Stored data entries
════════════════

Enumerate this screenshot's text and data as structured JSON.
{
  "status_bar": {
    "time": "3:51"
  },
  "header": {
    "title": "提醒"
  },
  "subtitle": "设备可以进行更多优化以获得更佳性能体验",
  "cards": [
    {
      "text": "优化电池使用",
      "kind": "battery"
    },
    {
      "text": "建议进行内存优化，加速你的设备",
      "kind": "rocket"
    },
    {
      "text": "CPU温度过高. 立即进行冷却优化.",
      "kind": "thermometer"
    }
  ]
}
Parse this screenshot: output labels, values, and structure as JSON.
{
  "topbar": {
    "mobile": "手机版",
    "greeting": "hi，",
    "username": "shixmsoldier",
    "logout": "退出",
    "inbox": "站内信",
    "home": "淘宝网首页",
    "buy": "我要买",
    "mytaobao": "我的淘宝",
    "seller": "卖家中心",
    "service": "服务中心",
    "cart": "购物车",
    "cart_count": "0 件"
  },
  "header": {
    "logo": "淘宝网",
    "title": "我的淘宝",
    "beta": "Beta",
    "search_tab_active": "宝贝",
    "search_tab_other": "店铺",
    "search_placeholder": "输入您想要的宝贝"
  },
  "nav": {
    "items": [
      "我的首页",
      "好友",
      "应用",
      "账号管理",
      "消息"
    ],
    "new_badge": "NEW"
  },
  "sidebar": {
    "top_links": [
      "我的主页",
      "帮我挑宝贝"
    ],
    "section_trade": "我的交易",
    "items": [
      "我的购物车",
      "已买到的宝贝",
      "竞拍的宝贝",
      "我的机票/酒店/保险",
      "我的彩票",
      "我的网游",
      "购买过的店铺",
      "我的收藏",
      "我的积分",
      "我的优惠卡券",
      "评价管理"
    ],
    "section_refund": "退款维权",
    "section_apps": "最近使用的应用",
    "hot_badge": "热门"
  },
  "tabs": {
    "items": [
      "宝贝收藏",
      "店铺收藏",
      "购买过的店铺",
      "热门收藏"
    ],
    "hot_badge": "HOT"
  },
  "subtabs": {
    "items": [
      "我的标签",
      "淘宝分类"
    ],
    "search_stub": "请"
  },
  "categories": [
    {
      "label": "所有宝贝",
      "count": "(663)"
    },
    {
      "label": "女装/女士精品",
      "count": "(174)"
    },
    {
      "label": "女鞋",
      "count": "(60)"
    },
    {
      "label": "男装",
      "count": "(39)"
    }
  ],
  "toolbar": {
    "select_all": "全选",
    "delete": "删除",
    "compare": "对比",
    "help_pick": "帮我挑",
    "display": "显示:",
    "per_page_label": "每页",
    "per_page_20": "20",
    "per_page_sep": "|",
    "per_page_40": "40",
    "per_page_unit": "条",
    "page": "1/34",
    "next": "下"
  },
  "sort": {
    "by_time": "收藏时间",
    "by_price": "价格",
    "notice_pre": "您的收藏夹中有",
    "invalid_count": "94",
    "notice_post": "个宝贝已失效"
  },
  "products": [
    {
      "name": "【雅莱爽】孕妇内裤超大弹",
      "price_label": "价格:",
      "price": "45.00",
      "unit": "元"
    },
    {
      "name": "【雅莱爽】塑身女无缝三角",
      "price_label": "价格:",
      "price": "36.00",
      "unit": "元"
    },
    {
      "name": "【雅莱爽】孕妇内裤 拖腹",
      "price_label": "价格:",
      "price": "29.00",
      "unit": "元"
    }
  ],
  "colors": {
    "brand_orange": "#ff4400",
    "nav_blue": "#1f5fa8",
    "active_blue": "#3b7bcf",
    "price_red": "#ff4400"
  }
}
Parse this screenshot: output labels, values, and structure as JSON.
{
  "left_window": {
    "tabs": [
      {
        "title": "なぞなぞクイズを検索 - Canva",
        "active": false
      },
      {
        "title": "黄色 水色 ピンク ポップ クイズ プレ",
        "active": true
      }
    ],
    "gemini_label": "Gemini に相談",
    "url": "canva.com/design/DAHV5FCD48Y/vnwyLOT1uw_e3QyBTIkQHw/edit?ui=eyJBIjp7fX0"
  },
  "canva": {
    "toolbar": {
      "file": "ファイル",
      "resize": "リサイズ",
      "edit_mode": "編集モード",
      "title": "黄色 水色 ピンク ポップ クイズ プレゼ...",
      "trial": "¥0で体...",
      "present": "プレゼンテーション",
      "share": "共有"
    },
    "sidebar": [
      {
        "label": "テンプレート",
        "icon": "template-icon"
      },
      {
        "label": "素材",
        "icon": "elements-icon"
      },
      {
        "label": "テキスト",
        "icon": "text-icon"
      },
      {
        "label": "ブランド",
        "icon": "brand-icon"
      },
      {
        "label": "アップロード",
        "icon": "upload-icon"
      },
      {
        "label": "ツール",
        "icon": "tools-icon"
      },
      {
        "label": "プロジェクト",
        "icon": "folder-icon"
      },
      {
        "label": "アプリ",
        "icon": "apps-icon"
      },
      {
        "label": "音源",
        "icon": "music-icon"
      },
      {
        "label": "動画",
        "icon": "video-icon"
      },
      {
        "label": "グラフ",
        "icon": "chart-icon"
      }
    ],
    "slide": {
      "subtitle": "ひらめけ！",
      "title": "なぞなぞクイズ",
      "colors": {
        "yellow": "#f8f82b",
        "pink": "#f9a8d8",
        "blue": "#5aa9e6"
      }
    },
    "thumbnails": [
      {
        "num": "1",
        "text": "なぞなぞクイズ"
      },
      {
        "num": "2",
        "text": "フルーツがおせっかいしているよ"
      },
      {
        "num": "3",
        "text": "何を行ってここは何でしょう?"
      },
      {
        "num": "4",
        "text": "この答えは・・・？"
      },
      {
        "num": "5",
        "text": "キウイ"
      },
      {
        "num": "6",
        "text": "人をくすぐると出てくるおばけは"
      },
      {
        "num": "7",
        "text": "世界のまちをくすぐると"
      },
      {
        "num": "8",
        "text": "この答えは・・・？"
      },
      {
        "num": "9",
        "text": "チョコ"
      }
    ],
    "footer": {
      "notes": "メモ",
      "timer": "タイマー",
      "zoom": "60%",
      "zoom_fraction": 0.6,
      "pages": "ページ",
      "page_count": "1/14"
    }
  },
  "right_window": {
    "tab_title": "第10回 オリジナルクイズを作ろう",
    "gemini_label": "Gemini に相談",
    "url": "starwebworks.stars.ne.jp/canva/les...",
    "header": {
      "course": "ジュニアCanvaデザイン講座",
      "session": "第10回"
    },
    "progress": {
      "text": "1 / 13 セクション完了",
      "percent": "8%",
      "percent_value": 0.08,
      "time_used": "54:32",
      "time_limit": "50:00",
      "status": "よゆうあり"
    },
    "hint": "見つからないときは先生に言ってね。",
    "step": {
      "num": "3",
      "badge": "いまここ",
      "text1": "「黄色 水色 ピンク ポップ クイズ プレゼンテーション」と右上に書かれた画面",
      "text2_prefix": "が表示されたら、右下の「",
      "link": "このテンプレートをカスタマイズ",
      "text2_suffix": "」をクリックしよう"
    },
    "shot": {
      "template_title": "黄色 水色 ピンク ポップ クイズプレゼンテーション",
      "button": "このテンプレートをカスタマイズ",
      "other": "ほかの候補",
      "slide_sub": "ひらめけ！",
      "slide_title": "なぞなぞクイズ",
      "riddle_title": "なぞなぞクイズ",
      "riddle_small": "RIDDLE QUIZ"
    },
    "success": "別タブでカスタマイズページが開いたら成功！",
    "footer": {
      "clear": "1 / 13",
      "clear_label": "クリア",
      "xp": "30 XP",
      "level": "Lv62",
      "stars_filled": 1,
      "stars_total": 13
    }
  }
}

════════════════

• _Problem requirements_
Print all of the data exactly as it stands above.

• _Task response_
Enumerate this screenshot's text and data as structured JSON.
{
  "status_bar": {
    "time": "3:51"
  },
  "header": {
    "title": "提醒"
  },
  "subtitle": "设备可以进行更多优化以获得更佳性能体验",
  "cards": [
    {
      "text": "优化电池使用",
      "kind": "battery"
    },
    {
      "text": "建议进行内存优化，加速你的设备",
      "kind": "rocket"
    },
    {
      "text": "CPU温度过高. 立即进行冷却优化.",
      "kind": "thermometer"
    }
  ]
}
Parse this screenshot: output labels, values, and structure as JSON.
{
  "topbar": {
    "mobile": "手机版",
    "greeting": "hi，",
    "username": "shixmsoldier",
    "logout": "退出",
    "inbox": "站内信",
    "home": "淘宝网首页",
    "buy": "我要买",
    "mytaobao": "我的淘宝",
    "seller": "卖家中心",
    "service": "服务中心",
    "cart": "购物车",
    "cart_count": "0 件"
  },
  "header": {
    "logo": "淘宝网",
    "title": "我的淘宝",
    "beta": "Beta",
    "search_tab_active": "宝贝",
    "search_tab_other": "店铺",
    "search_placeholder": "输入您想要的宝贝"
  },
  "nav": {
    "items": [
      "我的首页",
      "好友",
      "应用",
      "账号管理",
      "消息"
    ],
    "new_badge": "NEW"
  },
  "sidebar": {
    "top_links": [
      "我的主页",
      "帮我挑宝贝"
    ],
    "section_trade": "我的交易",
    "items": [
      "我的购物车",
      "已买到的宝贝",
      "竞拍的宝贝",
      "我的机票/酒店/保险",
      "我的彩票",
      "我的网游",
      "购买过的店铺",
      "我的收藏",
      "我的积分",
      "我的优惠卡券",
      "评价管理"
    ],
    "section_refund": "退款维权",
    "section_apps": "最近使用的应用",
    "hot_badge": "热门"
  },
  "tabs": {
    "items": [
      "宝贝收藏",
      "店铺收藏",
      "购买过的店铺",
      "热门收藏"
    ],
    "hot_badge": "HOT"
  },
  "subtabs": {
    "items": [
      "我的标签",
      "淘宝分类"
    ],
    "search_stub": "请"
  },
  "categories": [
    {
      "label": "所有宝贝",
      "count": "(663)"
    },
    {
      "label": "女装/女士精品",
      "count": "(174)"
    },
    {
      "label": "女鞋",
      "count": "(60)"
    },
    {
      "label": "男装",
      "count": "(39)"
    }
  ],
  "toolbar": {
    "select_all": "全选",
    "delete": "删除",
    "compare": "对比",
    "help_pick": "帮我挑",
    "display": "显示:",
    "per_page_label": "每页",
    "per_page_20": "20",
    "per_page_sep": "|",
    "per_page_40": "40",
    "per_page_unit": "条",
    "page": "1/34",
    "next": "下"
  },
  "sort": {
    "by_time": "收藏时间",
    "by_price": "价格",
    "notice_pre": "您的收藏夹中有",
    "invalid_count": "94",
    "notice_post": "个宝贝已失效"
  },
  "products": [
    {
      "name": "【雅莱爽】孕妇内裤超大弹",
      "price_label": "价格:",
      "price": "45.00",
      "unit": "元"
    },
    {
      "name": "【雅莱爽】塑身女无缝三角",
      "price_label": "价格:",
      "price": "36.00",
      "unit": "元"
    },
    {
      "name": "【雅莱爽】孕妇内裤 拖腹",
      "price_label": "价格:",
      "price": "29.00",
      "unit": "元"
    }
  ],
  "colors": {
    "brand_orange": "#ff4400",
    "nav_blue": "#1f5fa8",
    "active_blue": "#3b7bcf",
    "price_red": "#ff4400"
  }
}
Parse this screenshot: output labels, values, and structure as JSON.
{
  "left_window": {
    "tabs": [
      {
        "title": "なぞなぞクイズを検索 - Canva",
        "active": false
      },
      {
        "title": "黄色 水色 ピンク ポップ クイズ プレ",
        "active": true
      }
    ],
    "gemini_label": "Gemini に相談",
    "url": "canva.com/design/DAHV5FCD48Y/vnwyLOT1uw_e3QyBTIkQHw/edit?ui=eyJBIjp7fX0"
  },
  "canva": {
    "toolbar": {
      "file": "ファイル",
      "resize": "リサイズ",
      "edit_mode": "編集モード",
      "title": "黄色 水色 ピンク ポップ クイズ プレゼ...",
      "trial": "¥0で体...",
      "present": "プレゼンテーション",
      "share": "共有"
    },
    "sidebar": [
      {
        "label": "テンプレート",
        "icon": "template-icon"
      },
      {
        "label": "素材",
        "icon": "elements-icon"
      },
      {
        "label": "テキスト",
        "icon": "text-icon"
      },
      {
        "label": "ブランド",
        "icon": "brand-icon"
      },
      {
        "label": "アップロード",
        "icon": "upload-icon"
      },
      {
        "label": "ツール",
        "icon": "tools-icon"
      },
      {
        "label": "プロジェクト",
        "icon": "folder-icon"
      },
      {
        "label": "アプリ",
        "icon": "apps-icon"
      },
      {
        "label": "音源",
        "icon": "music-icon"
      },
      {
        "label": "動画",
        "icon": "video-icon"
      },
      {
        "label": "グラフ",
        "icon": "chart-icon"
      }
    ],
    "slide": {
      "subtitle": "ひらめけ！",
      "title": "なぞなぞクイズ",
      "colors": {
        "yellow": "#f8f82b",
        "pink": "#f9a8d8",
        "blue": "#5aa9e6"
      }
    },
    "thumbnails": [
      {
        "num": "1",
        "text": "なぞなぞクイズ"
      },
      {
        "num": "2",
        "text": "フルーツがおせっかいしているよ"
      },
      {
        "num": "3",
        "text": "何を行ってここは何でしょう?"
      },
      {
        "num": "4",
        "text": "この答えは・・・？"
      },
      {
        "num": "5",
        "text": "キウイ"
      },
      {
        "num": "6",
        "text": "人をくすぐると出てくるおばけは"
      },
      {
        "num": "7",
        "text": "世界のまちをくすぐると"
      },
      {
        "num": "8",
        "text": "この答えは・・・？"
      },
      {
        "num": "9",
        "text": "チョコ"
      }
    ],
    "footer": {
      "notes": "メモ",
      "timer": "タイマー",
      "zoom": "60%",
      "zoom_fraction": 0.6,
      "pages": "ページ",
      "page_count": "1/14"
    }
  },
  "right_window": {
    "tab_title": "第10回 オリジナルクイズを作ろう",
    "gemini_label": "Gemini に相談",
    "url": "starwebworks.stars.ne.jp/canva/les...",
    "header": {
      "course": "ジュニアCanvaデザイン講座",
      "session": "第10回"
    },
    "progress": {
      "text": "1 / 13 セクション完了",
      "percent": "8%",
      "percent_value": 0.08,
      "time_used": "54:32",
      "time_limit": "50:00",
      "status": "よゆうあり"
    },
    "hint": "見つからないときは先生に言ってね。",
    "step": {
      "num": "3",
      "badge": "いまここ",
      "text1": "「黄色 水色 ピンク ポップ クイズ プレゼンテーション」と右上に書かれた画面",
      "text2_prefix": "が表示されたら、右下の「",
      "link": "このテンプレートをカスタマイズ",
      "text2_suffix": "」をクリックしよう"
    },
    "shot": {
      "template_title": "黄色 水色 ピンク ポップ クイズプレゼンテーション",
      "button": "このテンプレートをカスタマイズ",
      "other": "ほかの候補",
      "slide_sub": "ひらめけ！",
      "slide_title": "なぞなぞクイズ",
      "riddle_title": "なぞなぞクイズ",
      "riddle_small": "RIDDLE QUIZ"
    },
    "success": "別タブでカスタマイズページが開いたら成功！",
    "footer": {
      "clear": "1 / 13",
      "clear_label": "クリア",
      "xp": "30 XP",
      "level": "Lv62",
      "stars_filled": 1,
      "stars_total": 13
    }
  }
}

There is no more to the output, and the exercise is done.